In a recent study on ticks published in the journal PLoS One, it has been determined that ticks will survive better under environmentally-realistic conditions in southern environments due to the warmer climate.
"Researchers hypothesize that host-seeking nymphs in southern populations of Ixodes scapularis
remain below the leaf litter surface, while northern nymphs seek hosts
on leaves and twigs above the litter surface. This behavioral difference
potentially results in decreased tick contact with humans in the south,
and fewer cases of Lyme disease." (Outbreak News, Lyme Disease: Northern Ticks Environment Better For Survival, Transmission)
Listen to the interview on Outbreak News Radio with University of Rhode Island's Professor of Plant Sciences, Dr. Howard Ginsberg.
Lyme Disease, and other tick borne illnesses, can be prevented by installing deer fencing around properties and home gardens.
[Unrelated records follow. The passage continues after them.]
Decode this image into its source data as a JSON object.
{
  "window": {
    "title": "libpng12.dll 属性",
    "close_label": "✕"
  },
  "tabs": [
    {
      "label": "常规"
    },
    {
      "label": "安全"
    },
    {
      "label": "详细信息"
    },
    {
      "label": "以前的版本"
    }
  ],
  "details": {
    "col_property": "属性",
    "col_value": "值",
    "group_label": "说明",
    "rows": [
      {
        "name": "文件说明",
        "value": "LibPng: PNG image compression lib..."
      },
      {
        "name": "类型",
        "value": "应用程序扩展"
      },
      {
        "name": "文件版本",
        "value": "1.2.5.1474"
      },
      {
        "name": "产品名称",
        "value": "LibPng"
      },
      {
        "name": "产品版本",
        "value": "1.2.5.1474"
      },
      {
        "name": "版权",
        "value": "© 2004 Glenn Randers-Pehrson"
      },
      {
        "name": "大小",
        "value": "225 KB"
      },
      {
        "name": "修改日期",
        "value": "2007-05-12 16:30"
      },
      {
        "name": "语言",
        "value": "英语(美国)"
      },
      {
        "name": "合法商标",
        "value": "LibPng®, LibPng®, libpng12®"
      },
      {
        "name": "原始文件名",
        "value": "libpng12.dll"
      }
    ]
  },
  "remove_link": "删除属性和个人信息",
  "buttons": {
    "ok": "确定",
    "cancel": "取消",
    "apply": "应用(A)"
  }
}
It is also recommended for individuals to perform thorough tick-checks on themselves and their pets after long term outdoor activity. If a tick is found, follow the steps to remove a tick and take the tick to the doctor for identification.